REQUIRED WORK:
Your answer must consist of the records exactly as given, with no pictures included.

PROVIDED RECORDS:
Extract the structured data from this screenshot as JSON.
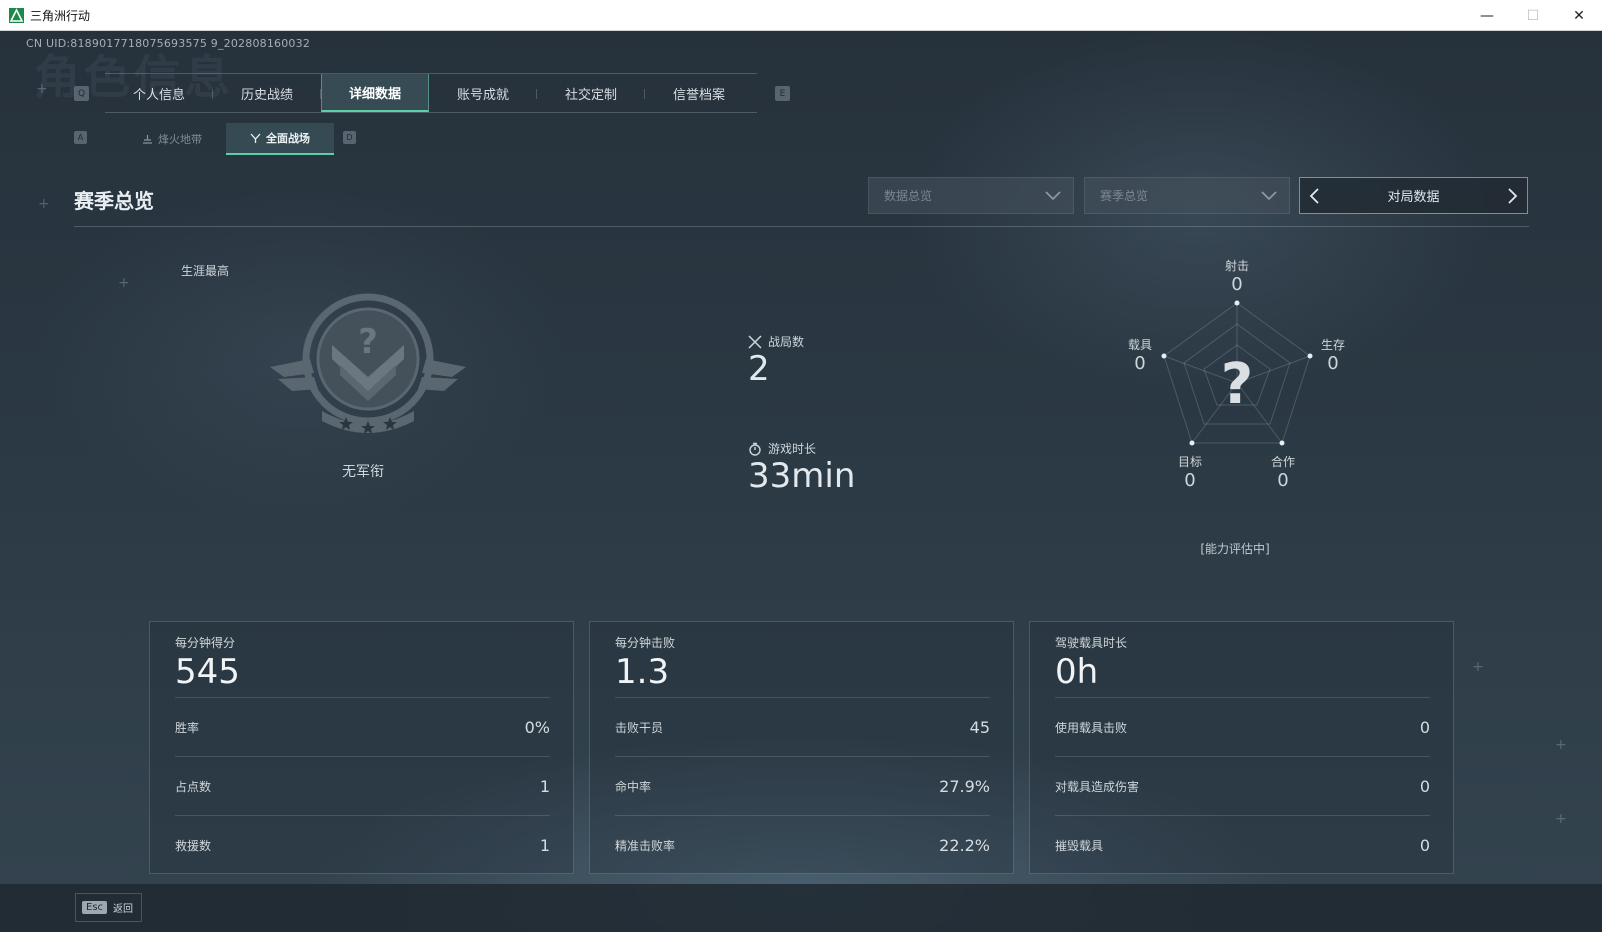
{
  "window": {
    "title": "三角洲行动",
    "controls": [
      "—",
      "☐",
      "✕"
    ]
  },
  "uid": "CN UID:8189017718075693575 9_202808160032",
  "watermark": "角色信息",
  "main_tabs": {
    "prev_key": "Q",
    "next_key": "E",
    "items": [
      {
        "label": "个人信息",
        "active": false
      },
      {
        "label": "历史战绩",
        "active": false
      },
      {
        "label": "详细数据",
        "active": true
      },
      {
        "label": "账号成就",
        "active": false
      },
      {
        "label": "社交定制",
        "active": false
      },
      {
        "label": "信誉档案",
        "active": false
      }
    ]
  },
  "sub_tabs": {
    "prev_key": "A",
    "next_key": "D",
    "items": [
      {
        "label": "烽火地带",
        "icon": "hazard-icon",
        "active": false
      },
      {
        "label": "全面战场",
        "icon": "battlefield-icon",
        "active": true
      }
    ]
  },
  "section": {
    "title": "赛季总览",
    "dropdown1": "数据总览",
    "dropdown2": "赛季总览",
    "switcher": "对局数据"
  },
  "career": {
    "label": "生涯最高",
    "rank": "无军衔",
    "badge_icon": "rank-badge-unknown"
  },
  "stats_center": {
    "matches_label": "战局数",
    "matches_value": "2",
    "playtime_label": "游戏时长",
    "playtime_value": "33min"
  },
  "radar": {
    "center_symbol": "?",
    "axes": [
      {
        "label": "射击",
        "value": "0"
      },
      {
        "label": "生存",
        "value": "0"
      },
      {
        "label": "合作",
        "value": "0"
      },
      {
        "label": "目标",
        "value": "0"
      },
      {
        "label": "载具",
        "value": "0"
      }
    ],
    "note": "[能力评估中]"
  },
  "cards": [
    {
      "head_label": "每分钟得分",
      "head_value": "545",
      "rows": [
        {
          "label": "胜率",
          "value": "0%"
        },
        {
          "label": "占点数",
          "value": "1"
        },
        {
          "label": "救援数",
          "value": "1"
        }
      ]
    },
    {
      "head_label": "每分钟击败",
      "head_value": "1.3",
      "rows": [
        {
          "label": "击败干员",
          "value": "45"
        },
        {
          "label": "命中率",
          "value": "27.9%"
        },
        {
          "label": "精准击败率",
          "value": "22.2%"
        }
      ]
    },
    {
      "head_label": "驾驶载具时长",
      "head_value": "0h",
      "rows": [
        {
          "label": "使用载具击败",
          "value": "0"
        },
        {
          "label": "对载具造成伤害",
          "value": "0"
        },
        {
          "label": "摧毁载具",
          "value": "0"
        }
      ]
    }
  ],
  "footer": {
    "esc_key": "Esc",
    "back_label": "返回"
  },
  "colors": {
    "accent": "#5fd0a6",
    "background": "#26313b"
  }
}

PROBLEM SOLUTION:
Extract the structured data from this screenshot as JSON.
{
  "window": {
    "title": "三角洲行动",
    "controls": [
      "—",
      "☐",
      "✕"
    ]
  },
  "uid": "CN UID:8189017718075693575 9_202808160032",
  "watermark": "角色信息",
  "main_tabs": {
    "prev_key": "Q",
    "next_key": "E",
    "items": [
      {
        "label": "个人信息",
        "active": false
      },
      {
        "label": "历史战绩",
        "active": false
      },
      {
        "label": "详细数据",
        "active": true
      },
      {
        "label": "账号成就",
        "active": false
      },
      {
        "label": "社交定制",
        "active": false
      },
      {
        "label": "信誉档案",
        "active": false
      }
    ]
  },
  "sub_tabs": {
    "prev_key": "A",
    "next_key": "D",
    "items": [
      {
        "label": "烽火地带",
        "icon": "hazard-icon",
        "active": false
      },
      {
        "label": "全面战场",
        "icon": "battlefield-icon",
        "active": true
      }
    ]
  },
  "section": {
    "title": "赛季总览",
    "dropdown1": "数据总览",
    "dropdown2": "赛季总览",
    "switcher": "对局数据"
  },
  "career": {
    "label": "生涯最高",
    "rank": "无军衔",
    "badge_icon": "rank-badge-unknown"
  },
  "stats_center": {
    "matches_label": "战局数",
    "matches_value": "2",
    "playtime_label": "游戏时长",
    "playtime_value": "33min"
  },
  "radar": {
    "center_symbol": "?",
    "axes": [
      {
        "label": "射击",
        "value": "0"
      },
      {
        "label": "生存",
        "value": "0"
      },
      {
        "label": "合作",
        "value": "0"
      },
      {
        "label": "目标",
        "value": "0"
      },
      {
        "label": "载具",
        "value": "0"
      }
    ],
    "note": "[能力评估中]"
  },
  "cards": [
    {
      "head_label": "每分钟得分",
      "head_value": "545",
      "rows": [
        {
          "label": "胜率",
          "value": "0%"
        },
        {
          "label": "占点数",
          "value": "1"
        },
        {
          "label": "救援数",
          "value": "1"
        }
      ]
    },
    {
      "head_label": "每分钟击败",
      "head_value": "1.3",
      "rows": [
        {
          "label": "击败干员",
          "value": "45"
        },
        {
          "label": "命中率",
          "value": "27.9%"
        },
        {
          "label": "精准击败率",
          "value": "22.2%"
        }
      ]
    },
    {
      "head_label": "驾驶载具时长",
      "head_value": "0h",
      "rows": [
        {
          "label": "使用载具击败",
          "value": "0"
        },
        {
          "label": "对载具造成伤害",
          "value": "0"
        },
        {
          "label": "摧毁载具",
          "value": "0"
        }
      ]
    }
  ],
  "footer": {
    "esc_key": "Esc",
    "back_label": "返回"
  },
  "colors": {
    "accent": "#5fd0a6",
    "background": "#26313b"
  }
}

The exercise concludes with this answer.